LSU Basketball vs Alcorn St.

LSU freshman point guard Tremont Waters (3) drives past Alcorn State's Troymain Crosby (23) to score two of his 27 points Friday night in his collegiate debut. Waters also had six assists, five rebounds and five steals in the Tigers' 99-59 blowout win.

Photo by Jonathan Mailhes

The LSU men's basketball team made sure Will Wade’s first game as the Tigers coach would be a memorable one from start to finish Friday night.

Freshman point guard Tremont Waters had a debut to remember as well.

With Waters leading the way on both ends of the floor, LSU got the Wade era off to a strong start with a 99-59 victory against Alcorn State before 11,856 fans in the Pete Maravich Assembly Center.

School officials said it was the largest opening-night crowd in 20 years.

Waters scored 18 first-half points, including 10 of his team’s final 14 before halftime, and he finished the night with a game-high 27 points in 27 minutes. He added six assists, five rebounds and five steals in the easy win.

“It was a lot of fun,” said Waters, who connected on eight of his last nine field-goal attempts to go 9 of 13 for the night. “We came out and started off 9-0 and from there we kept improving, bumping the lead up, and the crowd got into it. … It was a great time.”

Of all Waters' numbers, LSU fans were most appreciative of the steals.

One year after the Tigers gave up 83.0 points a game to rank 335th out of 351 Division I teams en route to a 10-21 record, LSU started the game with five consecutive defensive stops to set the tone for the evening.

Guard Brandon Sampson came up with a steal just 68 seconds into the game, Waters had the first of his three first-half steals 39 seconds later and forward Jeremy Combs added a blocked shot as LSU jumped out to a 9-0 advantage.

“We knew we had to practice hard and prepare for our first game, so we pretty much knew we had to get out (fast) and do it,” Waters said. “We had to execute on everything.”

Including defense.

Last season, LSU was 2-17 when it allowed 80 points or more. Alcorn State never came close to that mark as Wade’s team, which led 51-34 at halftime, scored the first 12 points of the second half to build a 29-point cushion at 63-34 with 16:08 remaining.

Alcorn State scored just four points in the first eight minutes of the second half.

“I thought our pressure, we were able to kind of wear them down,” Wade said. “What you saw at the beginning of the second half was a little bit of a cumulative effect of our pressure in the first half — being able to wear them out and get to their legs a little bit.”

After a shaky 84-74 exhibition loss to Tulane on Oct. 31, after which Wade ripped his team’s defensive performance, LSU held Alcorn State to just 39 percent field-goal shooting — 16.7 percent on 3-pointers — and 25 points in the second half.

LSU forced Alcorn State into 16 turnovers, which the Tigers turned into 24 points.

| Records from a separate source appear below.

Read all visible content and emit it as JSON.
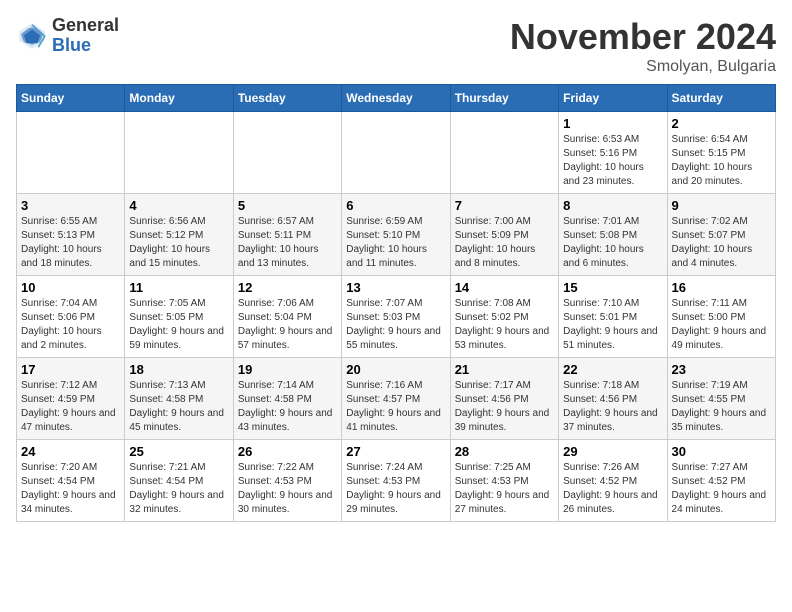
{
  "header": {
    "logo_general": "General",
    "logo_blue": "Blue",
    "month_title": "November 2024",
    "subtitle": "Smolyan, Bulgaria"
  },
  "calendar": {
    "days_of_week": [
      "Sunday",
      "Monday",
      "Tuesday",
      "Wednesday",
      "Thursday",
      "Friday",
      "Saturday"
    ],
    "weeks": [
      [
        {
          "day": "",
          "info": ""
        },
        {
          "day": "",
          "info": ""
        },
        {
          "day": "",
          "info": ""
        },
        {
          "day": "",
          "info": ""
        },
        {
          "day": "",
          "info": ""
        },
        {
          "day": "1",
          "info": "Sunrise: 6:53 AM\nSunset: 5:16 PM\nDaylight: 10 hours and 23 minutes."
        },
        {
          "day": "2",
          "info": "Sunrise: 6:54 AM\nSunset: 5:15 PM\nDaylight: 10 hours and 20 minutes."
        }
      ],
      [
        {
          "day": "3",
          "info": "Sunrise: 6:55 AM\nSunset: 5:13 PM\nDaylight: 10 hours and 18 minutes."
        },
        {
          "day": "4",
          "info": "Sunrise: 6:56 AM\nSunset: 5:12 PM\nDaylight: 10 hours and 15 minutes."
        },
        {
          "day": "5",
          "info": "Sunrise: 6:57 AM\nSunset: 5:11 PM\nDaylight: 10 hours and 13 minutes."
        },
        {
          "day": "6",
          "info": "Sunrise: 6:59 AM\nSunset: 5:10 PM\nDaylight: 10 hours and 11 minutes."
        },
        {
          "day": "7",
          "info": "Sunrise: 7:00 AM\nSunset: 5:09 PM\nDaylight: 10 hours and 8 minutes."
        },
        {
          "day": "8",
          "info": "Sunrise: 7:01 AM\nSunset: 5:08 PM\nDaylight: 10 hours and 6 minutes."
        },
        {
          "day": "9",
          "info": "Sunrise: 7:02 AM\nSunset: 5:07 PM\nDaylight: 10 hours and 4 minutes."
        }
      ],
      [
        {
          "day": "10",
          "info": "Sunrise: 7:04 AM\nSunset: 5:06 PM\nDaylight: 10 hours and 2 minutes."
        },
        {
          "day": "11",
          "info": "Sunrise: 7:05 AM\nSunset: 5:05 PM\nDaylight: 9 hours and 59 minutes."
        },
        {
          "day": "12",
          "info": "Sunrise: 7:06 AM\nSunset: 5:04 PM\nDaylight: 9 hours and 57 minutes."
        },
        {
          "day": "13",
          "info": "Sunrise: 7:07 AM\nSunset: 5:03 PM\nDaylight: 9 hours and 55 minutes."
        },
        {
          "day": "14",
          "info": "Sunrise: 7:08 AM\nSunset: 5:02 PM\nDaylight: 9 hours and 53 minutes."
        },
        {
          "day": "15",
          "info": "Sunrise: 7:10 AM\nSunset: 5:01 PM\nDaylight: 9 hours and 51 minutes."
        },
        {
          "day": "16",
          "info": "Sunrise: 7:11 AM\nSunset: 5:00 PM\nDaylight: 9 hours and 49 minutes."
        }
      ],
      [
        {
          "day": "17",
          "info": "Sunrise: 7:12 AM\nSunset: 4:59 PM\nDaylight: 9 hours and 47 minutes."
        },
        {
          "day": "18",
          "info": "Sunrise: 7:13 AM\nSunset: 4:58 PM\nDaylight: 9 hours and 45 minutes."
        },
        {
          "day": "19",
          "info": "Sunrise: 7:14 AM\nSunset: 4:58 PM\nDaylight: 9 hours and 43 minutes."
        },
        {
          "day": "20",
          "info": "Sunrise: 7:16 AM\nSunset: 4:57 PM\nDaylight: 9 hours and 41 minutes."
        },
        {
          "day": "21",
          "info": "Sunrise: 7:17 AM\nSunset: 4:56 PM\nDaylight: 9 hours and 39 minutes."
        },
        {
          "day": "22",
          "info": "Sunrise: 7:18 AM\nSunset: 4:56 PM\nDaylight: 9 hours and 37 minutes."
        },
        {
          "day": "23",
          "info": "Sunrise: 7:19 AM\nSunset: 4:55 PM\nDaylight: 9 hours and 35 minutes."
        }
      ],
      [
        {
          "day": "24",
          "info": "Sunrise: 7:20 AM\nSunset: 4:54 PM\nDaylight: 9 hours and 34 minutes."
        },
        {
          "day": "25",
          "info": "Sunrise: 7:21 AM\nSunset: 4:54 PM\nDaylight: 9 hours and 32 minutes."
        },
        {
          "day": "26",
          "info": "Sunrise: 7:22 AM\nSunset: 4:53 PM\nDaylight: 9 hours and 30 minutes."
        },
        {
          "day": "27",
          "info": "Sunrise: 7:24 AM\nSunset: 4:53 PM\nDaylight: 9 hours and 29 minutes."
        },
        {
          "day": "28",
          "info": "Sunrise: 7:25 AM\nSunset: 4:53 PM\nDaylight: 9 hours and 27 minutes."
        },
        {
          "day": "29",
          "info": "Sunrise: 7:26 AM\nSunset: 4:52 PM\nDaylight: 9 hours and 26 minutes."
        },
        {
          "day": "30",
          "info": "Sunrise: 7:27 AM\nSunset: 4:52 PM\nDaylight: 9 hours and 24 minutes."
        }
      ]
    ]
  }
}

On the other hand, Wade’s team turned it over just seven times.

“That was great,” Wade said. “I thought our point guards, Skylar (Mays) and Tre, combined for 11 assists and two turnovers. I’ll take that every night.

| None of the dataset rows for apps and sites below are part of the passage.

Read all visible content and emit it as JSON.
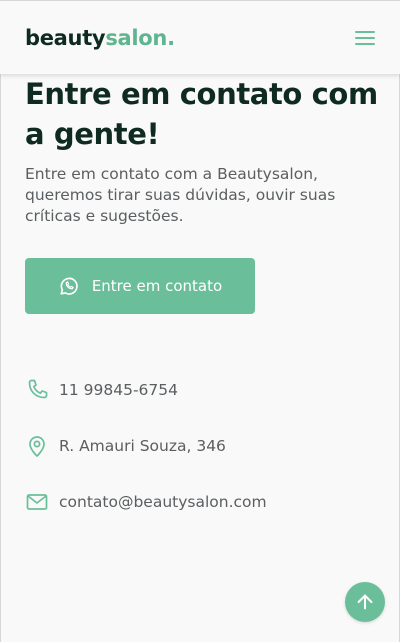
{
  "header": {
    "logo_part1": "beauty",
    "logo_part2": "salon.",
    "menu_icon": "hamburger-menu-icon"
  },
  "hero": {
    "title": "Entre em contato com a gente!",
    "description": "Entre em contato com a Beautysalon, queremos tirar suas dúvidas, ouvir suas críticas e sugestões.",
    "cta_label": "Entre em contato",
    "cta_icon": "whatsapp-icon"
  },
  "contacts": [
    {
      "icon": "phone-icon",
      "text": "11 99845-6754"
    },
    {
      "icon": "location-pin-icon",
      "text": "R. Amauri Souza, 346"
    },
    {
      "icon": "mail-icon",
      "text": "contato@beautysalon.com"
    }
  ],
  "scroll_top_icon": "arrow-up-icon",
  "colors": {
    "accent": "#6abf9a",
    "dark": "#0f2a20",
    "text": "#5b5e60",
    "background": "#f9f9f9"
  }
}
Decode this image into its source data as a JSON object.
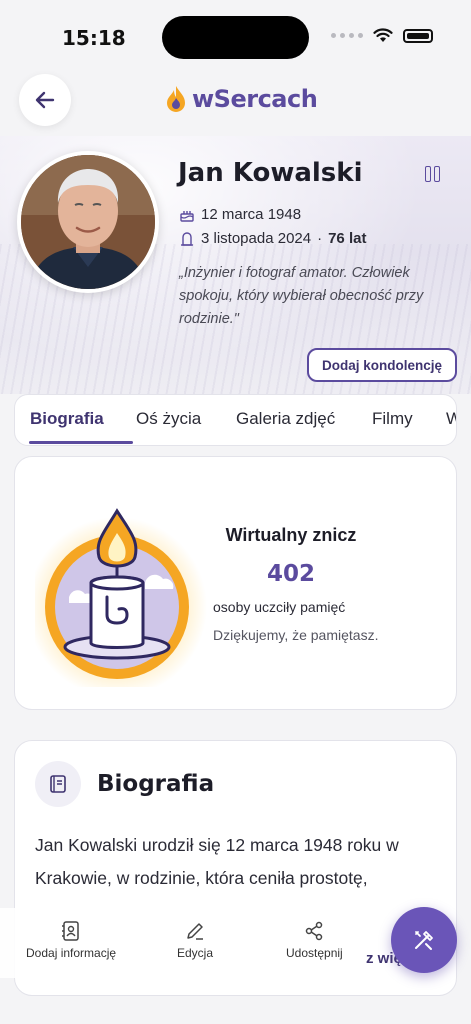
{
  "status_bar": {
    "time": "15:18"
  },
  "header": {
    "logo_text": "wSercach"
  },
  "profile": {
    "name": "Jan Kowalski",
    "birth_date": "12 marca 1948",
    "death_date": "3 listopada 2024",
    "separator": "·",
    "age": "76 lat",
    "quote": "„Inżynier i fotograf amator. Człowiek spokoju, który wybierał obecność przy rodzinie.\"",
    "condolence_label": "Dodaj kondolencję"
  },
  "tabs": [
    {
      "label": "Biografia"
    },
    {
      "label": "Oś życia"
    },
    {
      "label": "Galeria zdjęć"
    },
    {
      "label": "Filmy"
    },
    {
      "label": "W"
    }
  ],
  "candle": {
    "title": "Wirtualny znicz",
    "count": "402",
    "subtitle": "osoby uczciły pamięć",
    "thanks": "Dziękujemy, że pamiętasz."
  },
  "biography": {
    "title": "Biografia",
    "text": "Jan Kowalski urodził się 12 marca 1948 roku w Krakowie, w rodzinie, która ceniła prostotę, "
  },
  "actions": {
    "add_info": "Dodaj informację",
    "edit": "Edycja",
    "share": "Udostępnij",
    "more": "z wię"
  },
  "colors": {
    "accent": "#5b4b9e",
    "flame": "#f5a623",
    "fab": "#6a55b8"
  }
}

“Tremont was very, very good. We get to see it most days in practice, so it’s not probably quite as surprising to us because we’re able to see him. But I thought he had a good game.”

With some solid ball movement, LSU connected on 61.0 percent of its field-goal attempts and shot a healthy 57.9 percent from beyond the 3-point arc.

“In the second half, we did a better job establishing the paint area,” Wade said. “It was 18-18 at halftime, and we wound up winning the paint battle 42-30. We dominated the paint in the second half, which was important.”

In addition to Waters, forwards Duop Reath and Wayde Sims had 11 points each, and Sampson finished with 10 points, two steals and two blocks.

Alcorn State guard A.J. Mosby had 15 points, and forward Reginal Johnson, the Southwestern Athletic Conference’s preseason player of the year, added 12.

“When a team comes out and shoots the ball the way they shot, it’s hard to get back in it,” Alcorn State coach Montez Robinson said. “We have to give those guys credit. … They made shots when they had to make shots.”

Follow Sheldon Mickles on Twitter, @MicklesAdvocate.